• [Aim of the exercise] In the listing, find every line that has the string "title" and copy it.

• [Material provided]
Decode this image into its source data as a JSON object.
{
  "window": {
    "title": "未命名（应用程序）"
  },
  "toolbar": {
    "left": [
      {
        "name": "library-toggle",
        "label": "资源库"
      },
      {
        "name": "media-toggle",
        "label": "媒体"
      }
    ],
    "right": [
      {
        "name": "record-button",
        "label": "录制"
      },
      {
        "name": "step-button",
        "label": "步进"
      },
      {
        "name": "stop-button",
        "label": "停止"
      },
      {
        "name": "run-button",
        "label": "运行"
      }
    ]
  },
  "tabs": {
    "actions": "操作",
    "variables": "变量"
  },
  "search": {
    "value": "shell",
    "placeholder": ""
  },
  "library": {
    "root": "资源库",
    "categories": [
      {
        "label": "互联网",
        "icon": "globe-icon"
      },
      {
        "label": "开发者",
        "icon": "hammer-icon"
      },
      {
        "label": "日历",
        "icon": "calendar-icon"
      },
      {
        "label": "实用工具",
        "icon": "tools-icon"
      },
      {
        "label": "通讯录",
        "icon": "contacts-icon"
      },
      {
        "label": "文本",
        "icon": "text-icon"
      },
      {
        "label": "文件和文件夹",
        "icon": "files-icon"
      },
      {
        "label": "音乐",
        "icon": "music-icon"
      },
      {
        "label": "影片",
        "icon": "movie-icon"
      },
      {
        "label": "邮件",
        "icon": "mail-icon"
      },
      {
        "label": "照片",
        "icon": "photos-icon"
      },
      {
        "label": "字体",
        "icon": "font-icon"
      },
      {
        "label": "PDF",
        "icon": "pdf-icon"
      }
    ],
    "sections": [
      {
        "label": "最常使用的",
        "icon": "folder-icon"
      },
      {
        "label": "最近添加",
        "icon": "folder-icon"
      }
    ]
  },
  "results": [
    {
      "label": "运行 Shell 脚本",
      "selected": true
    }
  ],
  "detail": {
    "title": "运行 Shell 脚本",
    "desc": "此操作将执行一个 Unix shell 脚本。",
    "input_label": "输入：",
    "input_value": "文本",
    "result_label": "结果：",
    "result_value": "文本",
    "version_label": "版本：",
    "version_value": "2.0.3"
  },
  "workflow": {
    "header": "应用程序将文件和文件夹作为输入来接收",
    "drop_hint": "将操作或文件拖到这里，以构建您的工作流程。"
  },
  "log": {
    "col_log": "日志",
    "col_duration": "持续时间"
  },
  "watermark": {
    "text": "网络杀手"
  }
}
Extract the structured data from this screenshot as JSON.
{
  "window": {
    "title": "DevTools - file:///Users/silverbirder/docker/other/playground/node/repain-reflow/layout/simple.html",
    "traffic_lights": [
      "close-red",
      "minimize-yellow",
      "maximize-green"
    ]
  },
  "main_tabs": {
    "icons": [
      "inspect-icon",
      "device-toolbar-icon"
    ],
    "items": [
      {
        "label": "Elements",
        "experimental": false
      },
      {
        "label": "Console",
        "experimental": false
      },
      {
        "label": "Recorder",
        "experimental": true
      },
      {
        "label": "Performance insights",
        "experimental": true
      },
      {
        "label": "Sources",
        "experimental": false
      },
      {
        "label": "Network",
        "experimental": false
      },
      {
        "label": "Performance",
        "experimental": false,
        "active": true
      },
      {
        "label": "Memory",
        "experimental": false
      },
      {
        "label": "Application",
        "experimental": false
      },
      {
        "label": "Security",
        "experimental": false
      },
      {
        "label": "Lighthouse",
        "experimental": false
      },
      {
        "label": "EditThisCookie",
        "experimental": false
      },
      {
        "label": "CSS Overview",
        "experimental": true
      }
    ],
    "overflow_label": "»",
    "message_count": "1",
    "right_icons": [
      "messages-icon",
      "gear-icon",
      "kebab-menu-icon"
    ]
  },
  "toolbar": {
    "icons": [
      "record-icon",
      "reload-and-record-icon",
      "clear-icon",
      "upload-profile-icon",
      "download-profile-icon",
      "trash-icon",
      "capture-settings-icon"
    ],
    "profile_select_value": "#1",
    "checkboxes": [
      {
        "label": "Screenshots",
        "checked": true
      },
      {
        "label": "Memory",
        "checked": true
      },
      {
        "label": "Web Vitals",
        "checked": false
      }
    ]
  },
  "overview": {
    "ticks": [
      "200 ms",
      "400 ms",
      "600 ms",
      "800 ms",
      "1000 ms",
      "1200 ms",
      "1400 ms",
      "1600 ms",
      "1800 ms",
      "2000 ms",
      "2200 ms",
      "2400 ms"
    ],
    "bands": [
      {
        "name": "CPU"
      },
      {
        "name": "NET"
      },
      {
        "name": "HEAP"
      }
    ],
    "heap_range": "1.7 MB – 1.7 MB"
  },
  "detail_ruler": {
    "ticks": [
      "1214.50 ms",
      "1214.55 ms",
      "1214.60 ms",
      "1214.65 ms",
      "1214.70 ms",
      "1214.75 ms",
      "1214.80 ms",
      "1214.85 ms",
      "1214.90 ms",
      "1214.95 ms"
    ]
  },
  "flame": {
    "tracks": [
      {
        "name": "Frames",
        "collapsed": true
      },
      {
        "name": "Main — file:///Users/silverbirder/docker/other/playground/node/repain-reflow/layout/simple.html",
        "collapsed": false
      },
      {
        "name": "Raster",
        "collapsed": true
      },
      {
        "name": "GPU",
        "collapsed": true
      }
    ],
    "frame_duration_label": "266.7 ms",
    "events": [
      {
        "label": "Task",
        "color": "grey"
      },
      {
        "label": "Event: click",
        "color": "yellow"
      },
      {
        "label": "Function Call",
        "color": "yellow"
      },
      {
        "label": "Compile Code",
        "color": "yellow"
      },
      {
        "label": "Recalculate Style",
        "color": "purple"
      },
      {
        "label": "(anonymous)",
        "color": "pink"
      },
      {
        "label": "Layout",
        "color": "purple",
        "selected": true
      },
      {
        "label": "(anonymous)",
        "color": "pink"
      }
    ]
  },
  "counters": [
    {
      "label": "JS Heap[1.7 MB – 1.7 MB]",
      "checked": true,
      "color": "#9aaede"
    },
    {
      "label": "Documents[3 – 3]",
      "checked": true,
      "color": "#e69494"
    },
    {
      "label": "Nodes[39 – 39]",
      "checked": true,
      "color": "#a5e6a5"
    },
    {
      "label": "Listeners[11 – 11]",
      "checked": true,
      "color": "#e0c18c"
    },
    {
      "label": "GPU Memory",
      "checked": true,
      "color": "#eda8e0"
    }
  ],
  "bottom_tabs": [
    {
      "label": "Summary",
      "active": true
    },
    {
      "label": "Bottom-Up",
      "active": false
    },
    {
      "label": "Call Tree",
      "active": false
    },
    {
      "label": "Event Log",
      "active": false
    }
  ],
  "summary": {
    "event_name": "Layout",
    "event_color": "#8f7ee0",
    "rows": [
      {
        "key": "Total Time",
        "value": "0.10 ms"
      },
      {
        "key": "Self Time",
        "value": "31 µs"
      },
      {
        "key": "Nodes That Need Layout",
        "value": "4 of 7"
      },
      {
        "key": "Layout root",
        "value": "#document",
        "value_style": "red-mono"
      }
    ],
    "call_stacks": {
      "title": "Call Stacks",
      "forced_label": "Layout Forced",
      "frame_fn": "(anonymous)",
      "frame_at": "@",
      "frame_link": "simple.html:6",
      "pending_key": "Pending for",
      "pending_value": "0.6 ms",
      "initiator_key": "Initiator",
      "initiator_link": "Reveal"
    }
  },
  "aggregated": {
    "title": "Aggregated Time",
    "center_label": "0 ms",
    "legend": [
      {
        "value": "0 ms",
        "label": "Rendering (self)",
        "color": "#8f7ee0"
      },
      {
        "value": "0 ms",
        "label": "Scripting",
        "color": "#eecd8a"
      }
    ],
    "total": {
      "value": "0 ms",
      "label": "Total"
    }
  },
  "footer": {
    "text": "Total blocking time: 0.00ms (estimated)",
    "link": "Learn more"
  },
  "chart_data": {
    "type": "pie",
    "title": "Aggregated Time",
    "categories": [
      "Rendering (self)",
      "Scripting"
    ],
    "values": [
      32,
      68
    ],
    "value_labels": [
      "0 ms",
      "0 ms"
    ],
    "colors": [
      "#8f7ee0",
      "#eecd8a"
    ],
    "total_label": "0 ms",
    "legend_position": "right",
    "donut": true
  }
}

• [Written answer]
    "title": "未命名（应用程序）"
    "title": "运行 Shell 脚本",
    "title": "DevTools - file:///Users/silverbirder/docker/other/playground/node/repain-reflow/layout/simple.html",
      "title": "Call Stacks",
    "title": "Aggregated Time",
    "title": "Aggregated Time",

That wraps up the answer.